Each line of the listing that includes "食べた個数" should be reported.

DATA SHOWN:
++++++++
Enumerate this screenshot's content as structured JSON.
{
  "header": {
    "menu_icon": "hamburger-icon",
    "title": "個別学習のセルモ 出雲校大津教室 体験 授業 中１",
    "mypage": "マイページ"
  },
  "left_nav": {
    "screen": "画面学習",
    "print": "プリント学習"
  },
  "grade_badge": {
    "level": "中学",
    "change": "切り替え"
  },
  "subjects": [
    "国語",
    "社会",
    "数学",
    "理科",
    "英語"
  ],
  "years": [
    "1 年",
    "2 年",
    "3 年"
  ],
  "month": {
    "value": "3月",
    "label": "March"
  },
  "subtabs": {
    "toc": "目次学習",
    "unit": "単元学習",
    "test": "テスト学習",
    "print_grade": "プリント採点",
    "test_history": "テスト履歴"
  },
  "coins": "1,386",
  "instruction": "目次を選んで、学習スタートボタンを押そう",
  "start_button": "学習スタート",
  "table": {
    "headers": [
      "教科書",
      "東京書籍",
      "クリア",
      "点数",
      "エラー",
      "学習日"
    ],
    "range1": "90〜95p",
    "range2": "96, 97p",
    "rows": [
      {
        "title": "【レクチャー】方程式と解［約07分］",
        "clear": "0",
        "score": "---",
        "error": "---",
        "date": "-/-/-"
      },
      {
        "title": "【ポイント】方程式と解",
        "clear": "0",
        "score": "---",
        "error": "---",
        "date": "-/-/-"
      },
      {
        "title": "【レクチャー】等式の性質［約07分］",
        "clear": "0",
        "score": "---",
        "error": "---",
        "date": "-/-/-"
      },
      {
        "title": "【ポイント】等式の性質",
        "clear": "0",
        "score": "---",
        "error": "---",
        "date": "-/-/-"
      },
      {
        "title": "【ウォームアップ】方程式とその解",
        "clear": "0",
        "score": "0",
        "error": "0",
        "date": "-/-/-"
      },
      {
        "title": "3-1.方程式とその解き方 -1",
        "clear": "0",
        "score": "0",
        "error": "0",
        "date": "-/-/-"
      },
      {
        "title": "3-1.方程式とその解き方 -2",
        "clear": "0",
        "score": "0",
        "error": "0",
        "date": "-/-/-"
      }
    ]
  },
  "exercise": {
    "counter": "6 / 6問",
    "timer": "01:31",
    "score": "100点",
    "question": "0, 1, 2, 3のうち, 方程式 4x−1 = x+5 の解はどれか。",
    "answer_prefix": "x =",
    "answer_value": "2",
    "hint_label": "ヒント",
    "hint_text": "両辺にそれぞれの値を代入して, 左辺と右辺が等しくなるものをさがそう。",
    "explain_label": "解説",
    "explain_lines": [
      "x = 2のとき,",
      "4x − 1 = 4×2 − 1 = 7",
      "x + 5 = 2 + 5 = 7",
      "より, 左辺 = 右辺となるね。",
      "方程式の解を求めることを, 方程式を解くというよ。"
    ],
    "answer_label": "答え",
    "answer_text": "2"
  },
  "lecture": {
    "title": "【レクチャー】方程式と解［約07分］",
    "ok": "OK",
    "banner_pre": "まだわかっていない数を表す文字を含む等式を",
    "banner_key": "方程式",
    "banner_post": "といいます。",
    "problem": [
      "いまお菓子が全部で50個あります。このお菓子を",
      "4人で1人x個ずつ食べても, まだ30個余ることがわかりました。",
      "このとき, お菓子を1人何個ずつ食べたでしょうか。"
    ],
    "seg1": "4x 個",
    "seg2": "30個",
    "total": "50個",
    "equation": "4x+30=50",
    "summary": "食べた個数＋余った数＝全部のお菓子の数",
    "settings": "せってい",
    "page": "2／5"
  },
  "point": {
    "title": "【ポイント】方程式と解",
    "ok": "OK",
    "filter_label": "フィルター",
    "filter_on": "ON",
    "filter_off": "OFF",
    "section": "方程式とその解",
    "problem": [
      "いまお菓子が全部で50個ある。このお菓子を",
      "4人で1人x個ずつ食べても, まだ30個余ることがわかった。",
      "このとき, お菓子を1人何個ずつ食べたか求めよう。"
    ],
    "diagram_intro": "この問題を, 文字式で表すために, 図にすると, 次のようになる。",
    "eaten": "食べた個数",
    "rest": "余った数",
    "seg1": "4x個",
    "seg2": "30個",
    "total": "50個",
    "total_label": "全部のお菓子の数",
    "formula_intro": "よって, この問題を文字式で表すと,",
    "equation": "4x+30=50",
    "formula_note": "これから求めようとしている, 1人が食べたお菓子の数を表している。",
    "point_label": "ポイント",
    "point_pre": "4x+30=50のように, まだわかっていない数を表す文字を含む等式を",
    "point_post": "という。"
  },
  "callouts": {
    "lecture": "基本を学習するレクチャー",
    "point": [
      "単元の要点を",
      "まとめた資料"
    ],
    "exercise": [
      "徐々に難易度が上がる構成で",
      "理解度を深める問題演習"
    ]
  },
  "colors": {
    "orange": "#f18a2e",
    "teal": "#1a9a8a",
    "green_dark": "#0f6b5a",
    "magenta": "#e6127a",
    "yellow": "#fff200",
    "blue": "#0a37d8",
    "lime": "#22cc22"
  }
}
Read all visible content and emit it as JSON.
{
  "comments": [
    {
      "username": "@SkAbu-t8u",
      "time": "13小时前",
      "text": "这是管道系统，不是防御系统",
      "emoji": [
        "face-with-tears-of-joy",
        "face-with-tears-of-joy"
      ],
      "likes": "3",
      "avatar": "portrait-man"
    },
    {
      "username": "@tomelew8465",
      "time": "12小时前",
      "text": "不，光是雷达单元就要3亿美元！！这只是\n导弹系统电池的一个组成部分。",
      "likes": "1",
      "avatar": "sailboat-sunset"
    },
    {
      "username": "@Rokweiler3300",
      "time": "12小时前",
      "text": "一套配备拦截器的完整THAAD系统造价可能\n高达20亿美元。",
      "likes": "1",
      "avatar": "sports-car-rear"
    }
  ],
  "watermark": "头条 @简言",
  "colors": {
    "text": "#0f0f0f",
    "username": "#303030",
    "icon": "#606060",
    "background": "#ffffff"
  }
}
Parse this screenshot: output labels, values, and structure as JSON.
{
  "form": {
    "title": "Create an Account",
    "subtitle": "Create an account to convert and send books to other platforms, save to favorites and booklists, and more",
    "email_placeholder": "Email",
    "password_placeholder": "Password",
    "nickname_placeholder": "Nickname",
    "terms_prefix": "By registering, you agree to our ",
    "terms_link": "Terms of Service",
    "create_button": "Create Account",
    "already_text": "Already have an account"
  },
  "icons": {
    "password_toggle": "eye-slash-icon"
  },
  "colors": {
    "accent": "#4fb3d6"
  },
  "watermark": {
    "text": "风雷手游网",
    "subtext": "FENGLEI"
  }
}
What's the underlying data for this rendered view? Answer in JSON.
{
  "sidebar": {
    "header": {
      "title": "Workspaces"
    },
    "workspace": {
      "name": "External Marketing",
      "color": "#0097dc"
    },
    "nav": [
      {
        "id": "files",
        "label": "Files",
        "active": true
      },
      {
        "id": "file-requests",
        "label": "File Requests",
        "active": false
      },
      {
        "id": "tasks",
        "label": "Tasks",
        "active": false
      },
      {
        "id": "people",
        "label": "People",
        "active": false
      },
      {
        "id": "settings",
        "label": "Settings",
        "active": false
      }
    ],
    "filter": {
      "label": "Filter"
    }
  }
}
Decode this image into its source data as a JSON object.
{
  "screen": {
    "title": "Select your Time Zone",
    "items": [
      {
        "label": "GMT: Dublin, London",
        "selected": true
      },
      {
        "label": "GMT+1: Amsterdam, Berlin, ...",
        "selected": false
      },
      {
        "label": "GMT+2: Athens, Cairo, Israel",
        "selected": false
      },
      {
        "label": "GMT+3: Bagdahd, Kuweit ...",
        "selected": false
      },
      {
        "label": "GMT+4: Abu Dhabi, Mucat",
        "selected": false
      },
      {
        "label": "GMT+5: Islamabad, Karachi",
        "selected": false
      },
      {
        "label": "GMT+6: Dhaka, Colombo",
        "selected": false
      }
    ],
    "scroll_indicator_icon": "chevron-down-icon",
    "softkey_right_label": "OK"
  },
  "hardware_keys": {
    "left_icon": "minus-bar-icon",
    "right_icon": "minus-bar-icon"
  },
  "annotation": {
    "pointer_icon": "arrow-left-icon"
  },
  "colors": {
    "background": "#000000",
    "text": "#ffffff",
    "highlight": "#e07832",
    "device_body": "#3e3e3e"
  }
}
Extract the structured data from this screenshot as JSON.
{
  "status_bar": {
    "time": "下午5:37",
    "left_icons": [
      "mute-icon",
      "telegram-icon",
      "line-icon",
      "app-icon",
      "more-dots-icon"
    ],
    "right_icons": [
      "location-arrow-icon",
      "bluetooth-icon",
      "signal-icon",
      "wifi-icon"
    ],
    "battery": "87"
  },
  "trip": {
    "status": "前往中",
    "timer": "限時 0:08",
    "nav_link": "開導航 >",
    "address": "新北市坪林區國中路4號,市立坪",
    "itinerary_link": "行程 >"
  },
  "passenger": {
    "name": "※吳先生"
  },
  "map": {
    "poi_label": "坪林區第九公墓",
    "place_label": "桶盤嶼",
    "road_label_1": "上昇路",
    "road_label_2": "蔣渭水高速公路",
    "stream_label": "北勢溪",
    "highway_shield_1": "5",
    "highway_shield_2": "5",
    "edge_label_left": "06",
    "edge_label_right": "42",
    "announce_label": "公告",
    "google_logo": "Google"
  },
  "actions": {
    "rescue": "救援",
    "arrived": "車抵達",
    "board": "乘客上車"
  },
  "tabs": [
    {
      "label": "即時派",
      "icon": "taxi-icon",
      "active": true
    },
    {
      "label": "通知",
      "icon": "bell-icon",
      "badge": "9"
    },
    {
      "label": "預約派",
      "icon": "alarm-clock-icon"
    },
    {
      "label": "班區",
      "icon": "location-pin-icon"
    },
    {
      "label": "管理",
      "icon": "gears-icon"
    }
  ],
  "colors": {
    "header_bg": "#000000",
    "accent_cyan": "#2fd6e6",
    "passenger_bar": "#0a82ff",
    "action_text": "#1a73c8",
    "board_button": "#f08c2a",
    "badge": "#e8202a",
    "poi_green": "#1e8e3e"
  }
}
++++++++
OUTPUT OF THE TASK:
    "summary": "食べた個数＋余った数＝全部のお菓子の数",
    "eaten": "食べた個数",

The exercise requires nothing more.